**Description of the task:**
Work through the data below and copy out every line where "name" is found.

----

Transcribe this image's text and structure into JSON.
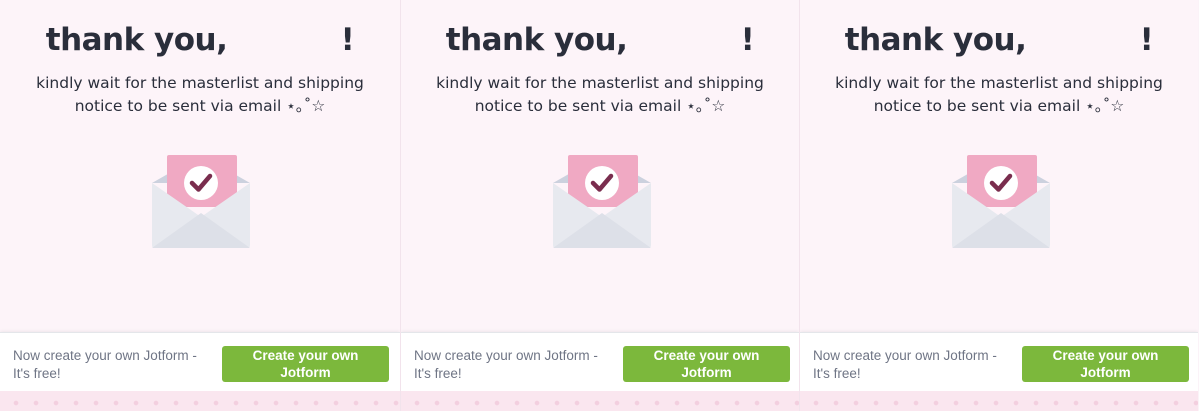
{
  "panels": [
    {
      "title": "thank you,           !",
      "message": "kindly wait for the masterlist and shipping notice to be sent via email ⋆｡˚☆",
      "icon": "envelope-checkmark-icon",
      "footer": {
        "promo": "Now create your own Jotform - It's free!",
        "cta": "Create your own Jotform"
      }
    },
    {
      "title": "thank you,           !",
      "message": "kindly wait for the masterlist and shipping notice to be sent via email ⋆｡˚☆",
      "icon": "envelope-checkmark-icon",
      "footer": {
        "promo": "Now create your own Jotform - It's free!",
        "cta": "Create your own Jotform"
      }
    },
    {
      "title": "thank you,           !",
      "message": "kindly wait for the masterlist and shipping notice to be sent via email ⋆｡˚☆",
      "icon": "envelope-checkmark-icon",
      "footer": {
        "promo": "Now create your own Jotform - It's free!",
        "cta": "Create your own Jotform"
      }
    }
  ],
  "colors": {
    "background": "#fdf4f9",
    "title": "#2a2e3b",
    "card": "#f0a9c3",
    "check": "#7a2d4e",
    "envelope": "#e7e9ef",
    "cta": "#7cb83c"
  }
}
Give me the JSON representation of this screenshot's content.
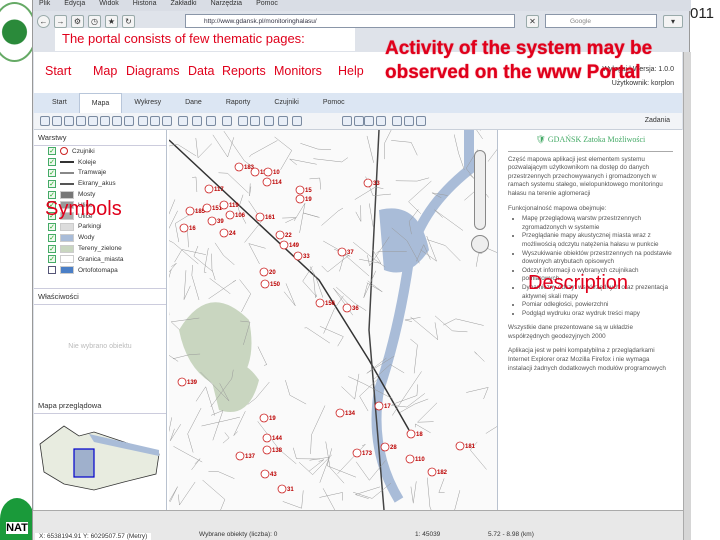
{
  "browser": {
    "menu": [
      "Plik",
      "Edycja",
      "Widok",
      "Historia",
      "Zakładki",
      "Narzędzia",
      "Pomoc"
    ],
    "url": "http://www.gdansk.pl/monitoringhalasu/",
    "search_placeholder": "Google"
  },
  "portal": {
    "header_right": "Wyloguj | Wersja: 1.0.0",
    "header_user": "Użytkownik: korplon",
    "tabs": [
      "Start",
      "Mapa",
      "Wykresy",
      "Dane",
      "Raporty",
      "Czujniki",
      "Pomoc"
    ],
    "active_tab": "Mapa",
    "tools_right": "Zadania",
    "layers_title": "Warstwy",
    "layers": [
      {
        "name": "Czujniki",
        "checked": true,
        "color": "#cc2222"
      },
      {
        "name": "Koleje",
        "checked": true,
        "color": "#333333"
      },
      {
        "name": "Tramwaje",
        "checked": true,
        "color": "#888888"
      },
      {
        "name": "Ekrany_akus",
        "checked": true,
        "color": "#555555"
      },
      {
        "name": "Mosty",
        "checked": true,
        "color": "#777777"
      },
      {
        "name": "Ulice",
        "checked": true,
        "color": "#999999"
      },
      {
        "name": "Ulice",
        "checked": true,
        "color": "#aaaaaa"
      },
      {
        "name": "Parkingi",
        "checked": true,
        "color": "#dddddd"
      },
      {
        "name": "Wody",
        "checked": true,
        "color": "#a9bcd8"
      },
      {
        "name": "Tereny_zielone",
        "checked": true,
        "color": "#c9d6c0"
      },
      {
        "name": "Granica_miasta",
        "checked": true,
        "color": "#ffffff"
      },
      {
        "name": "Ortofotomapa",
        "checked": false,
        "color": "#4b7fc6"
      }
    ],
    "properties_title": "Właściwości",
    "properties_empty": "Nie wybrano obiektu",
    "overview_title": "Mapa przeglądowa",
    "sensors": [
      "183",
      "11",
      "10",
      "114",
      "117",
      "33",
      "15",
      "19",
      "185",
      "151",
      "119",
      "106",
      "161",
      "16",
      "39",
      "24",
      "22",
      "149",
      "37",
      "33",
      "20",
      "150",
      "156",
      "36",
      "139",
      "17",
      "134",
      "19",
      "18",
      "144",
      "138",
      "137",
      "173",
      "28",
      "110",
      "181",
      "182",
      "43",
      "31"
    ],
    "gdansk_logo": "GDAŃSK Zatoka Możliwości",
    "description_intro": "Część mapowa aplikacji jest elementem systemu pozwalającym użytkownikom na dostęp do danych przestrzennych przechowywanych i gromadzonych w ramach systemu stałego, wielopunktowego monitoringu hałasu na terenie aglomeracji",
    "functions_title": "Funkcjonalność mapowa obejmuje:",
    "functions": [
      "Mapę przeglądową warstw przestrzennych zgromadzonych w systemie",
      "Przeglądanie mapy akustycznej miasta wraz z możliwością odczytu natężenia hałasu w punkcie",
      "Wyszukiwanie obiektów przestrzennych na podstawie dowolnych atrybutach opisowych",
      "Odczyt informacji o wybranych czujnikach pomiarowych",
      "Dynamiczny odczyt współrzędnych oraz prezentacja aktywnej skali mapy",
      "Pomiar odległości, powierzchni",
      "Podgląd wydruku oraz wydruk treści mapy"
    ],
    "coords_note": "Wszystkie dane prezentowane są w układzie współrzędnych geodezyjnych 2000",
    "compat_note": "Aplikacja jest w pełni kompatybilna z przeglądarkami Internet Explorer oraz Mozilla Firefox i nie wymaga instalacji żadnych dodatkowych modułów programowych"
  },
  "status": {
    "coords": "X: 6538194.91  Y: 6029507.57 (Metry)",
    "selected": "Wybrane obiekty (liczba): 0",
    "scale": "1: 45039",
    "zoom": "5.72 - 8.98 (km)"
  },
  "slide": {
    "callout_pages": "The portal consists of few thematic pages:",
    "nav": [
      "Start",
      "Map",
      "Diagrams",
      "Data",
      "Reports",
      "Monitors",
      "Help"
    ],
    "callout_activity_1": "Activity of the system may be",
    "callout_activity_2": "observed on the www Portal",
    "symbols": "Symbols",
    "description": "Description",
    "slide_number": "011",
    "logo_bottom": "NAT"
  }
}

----

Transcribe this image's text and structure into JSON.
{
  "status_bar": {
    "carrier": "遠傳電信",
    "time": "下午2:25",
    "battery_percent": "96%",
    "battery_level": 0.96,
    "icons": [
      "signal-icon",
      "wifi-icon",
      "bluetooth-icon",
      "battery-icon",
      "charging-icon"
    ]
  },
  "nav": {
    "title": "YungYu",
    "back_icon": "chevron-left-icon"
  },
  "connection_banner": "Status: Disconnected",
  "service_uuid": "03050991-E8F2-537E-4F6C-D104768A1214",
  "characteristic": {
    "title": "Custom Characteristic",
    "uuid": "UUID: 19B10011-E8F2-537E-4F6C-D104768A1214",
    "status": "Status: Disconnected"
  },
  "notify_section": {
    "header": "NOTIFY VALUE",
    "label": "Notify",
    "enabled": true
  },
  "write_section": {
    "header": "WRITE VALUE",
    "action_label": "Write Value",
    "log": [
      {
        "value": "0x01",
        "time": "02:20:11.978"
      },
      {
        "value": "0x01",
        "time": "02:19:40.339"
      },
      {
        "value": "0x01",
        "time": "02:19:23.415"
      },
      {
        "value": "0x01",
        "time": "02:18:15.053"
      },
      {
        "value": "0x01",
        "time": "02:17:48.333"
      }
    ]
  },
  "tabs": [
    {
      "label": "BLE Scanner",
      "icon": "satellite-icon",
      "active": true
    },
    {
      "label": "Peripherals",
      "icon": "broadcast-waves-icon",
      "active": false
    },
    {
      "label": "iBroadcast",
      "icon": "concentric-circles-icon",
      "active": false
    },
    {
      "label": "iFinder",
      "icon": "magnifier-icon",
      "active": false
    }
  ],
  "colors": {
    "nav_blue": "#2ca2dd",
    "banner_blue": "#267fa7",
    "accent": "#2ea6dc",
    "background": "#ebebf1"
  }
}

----

**Result below:**
        "name": "Czujniki",
        "name": "Koleje",
        "name": "Tramwaje",
        "name": "Ekrany_akus",
        "name": "Mosty",
        "name": "Ulice",
        "name": "Ulice",
        "name": "Parkingi",
        "name": "Wody",
        "name": "Tereny_zielone",
        "name": "Granica_miasta",
        "name": "Ortofotomapa",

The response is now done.